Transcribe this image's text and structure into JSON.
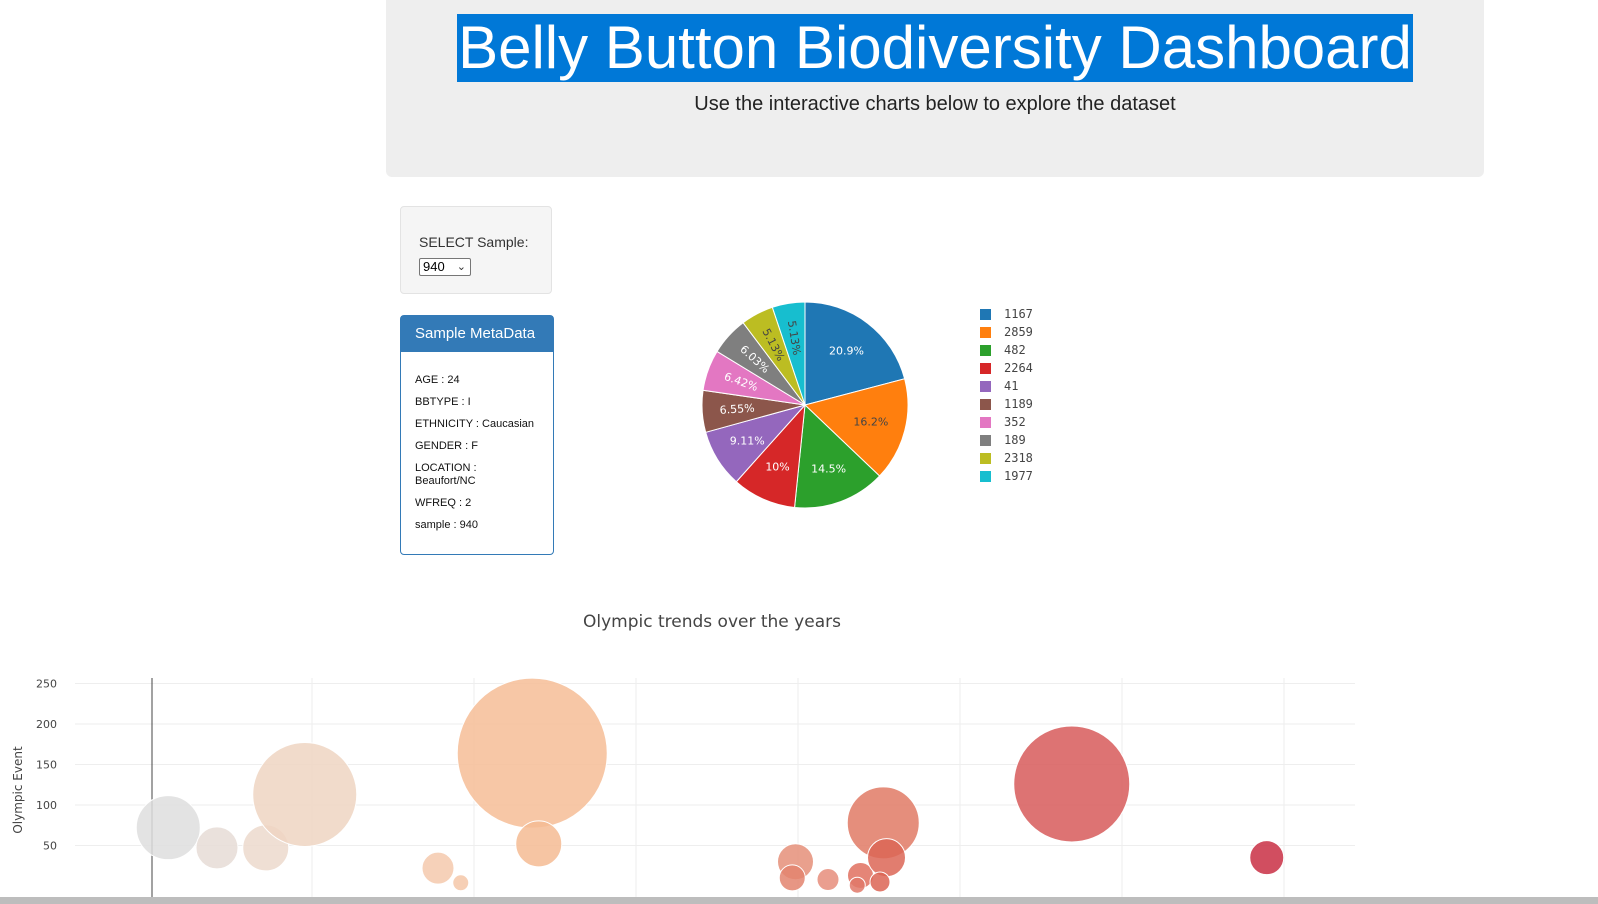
{
  "header": {
    "title": "Belly Button Biodiversity Dashboard",
    "subtitle": "Use the interactive charts below to explore the dataset"
  },
  "selector": {
    "label": "SELECT Sample:",
    "selected": "940"
  },
  "metadata_panel": {
    "heading": "Sample MetaData",
    "lines": [
      "AGE : 24",
      "BBTYPE : I",
      "ETHNICITY : Caucasian",
      "GENDER : F",
      "LOCATION : Beaufort/NC",
      "WFREQ : 2",
      "sample : 940"
    ]
  },
  "chart_data": [
    {
      "type": "pie",
      "labels": [
        "1167",
        "2859",
        "482",
        "2264",
        "41",
        "1189",
        "352",
        "189",
        "2318",
        "1977"
      ],
      "values": [
        20.9,
        16.2,
        14.5,
        10,
        9.11,
        6.55,
        6.42,
        6.03,
        5.13,
        5.13
      ],
      "value_labels": [
        "20.9%",
        "16.2%",
        "14.5%",
        "10%",
        "9.11%",
        "6.55%",
        "6.42%",
        "6.03%",
        "5.13%",
        "5.13%"
      ],
      "colors": [
        "#1f77b4",
        "#ff7f0e",
        "#2ca02c",
        "#d62728",
        "#9467bd",
        "#8c564b",
        "#e377c2",
        "#7f7f7f",
        "#bcbd22",
        "#17becf"
      ],
      "legend_placement": "right"
    },
    {
      "type": "scatter",
      "title": "Olympic trends over the years",
      "ylabel": "Olympic Event",
      "yticks": [
        50,
        100,
        150,
        200,
        250
      ],
      "grid": true,
      "points": [
        {
          "x": 0.5,
          "y": 72,
          "r": 32,
          "color": "#dedede"
        },
        {
          "x": 2.0,
          "y": 47,
          "r": 21,
          "color": "#e6dcd6"
        },
        {
          "x": 3.5,
          "y": 47,
          "r": 23,
          "color": "#ecd9cc"
        },
        {
          "x": 4.7,
          "y": 113,
          "r": 52,
          "color": "#efd5c2"
        },
        {
          "x": 8.8,
          "y": 22,
          "r": 16,
          "color": "#f5c9ad"
        },
        {
          "x": 9.5,
          "y": 4,
          "r": 8,
          "color": "#f5c7a8"
        },
        {
          "x": 11.7,
          "y": 164,
          "r": 75,
          "color": "#f6bd97"
        },
        {
          "x": 11.9,
          "y": 52,
          "r": 23,
          "color": "#f5bb93"
        },
        {
          "x": 19.8,
          "y": 30,
          "r": 18,
          "color": "#e58f79"
        },
        {
          "x": 19.7,
          "y": 10,
          "r": 13,
          "color": "#e3846f"
        },
        {
          "x": 20.8,
          "y": 8,
          "r": 11,
          "color": "#e68d7b"
        },
        {
          "x": 21.8,
          "y": 13,
          "r": 13,
          "color": "#e0705f"
        },
        {
          "x": 21.7,
          "y": 1,
          "r": 8,
          "color": "#e07868"
        },
        {
          "x": 22.5,
          "y": 78,
          "r": 36,
          "color": "#e07a65"
        },
        {
          "x": 22.6,
          "y": 35,
          "r": 19,
          "color": "#dc6656"
        },
        {
          "x": 22.4,
          "y": 5,
          "r": 10,
          "color": "#dc6454"
        },
        {
          "x": 28.3,
          "y": 126,
          "r": 58,
          "color": "#d75b5b"
        },
        {
          "x": 34.3,
          "y": 35,
          "r": 17,
          "color": "#c92f44"
        }
      ]
    }
  ]
}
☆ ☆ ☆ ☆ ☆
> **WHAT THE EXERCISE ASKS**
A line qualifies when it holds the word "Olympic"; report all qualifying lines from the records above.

> **OUTPUT BELOW**
      "title": "Olympic trends over the years",
      "ylabel": "Olympic Event",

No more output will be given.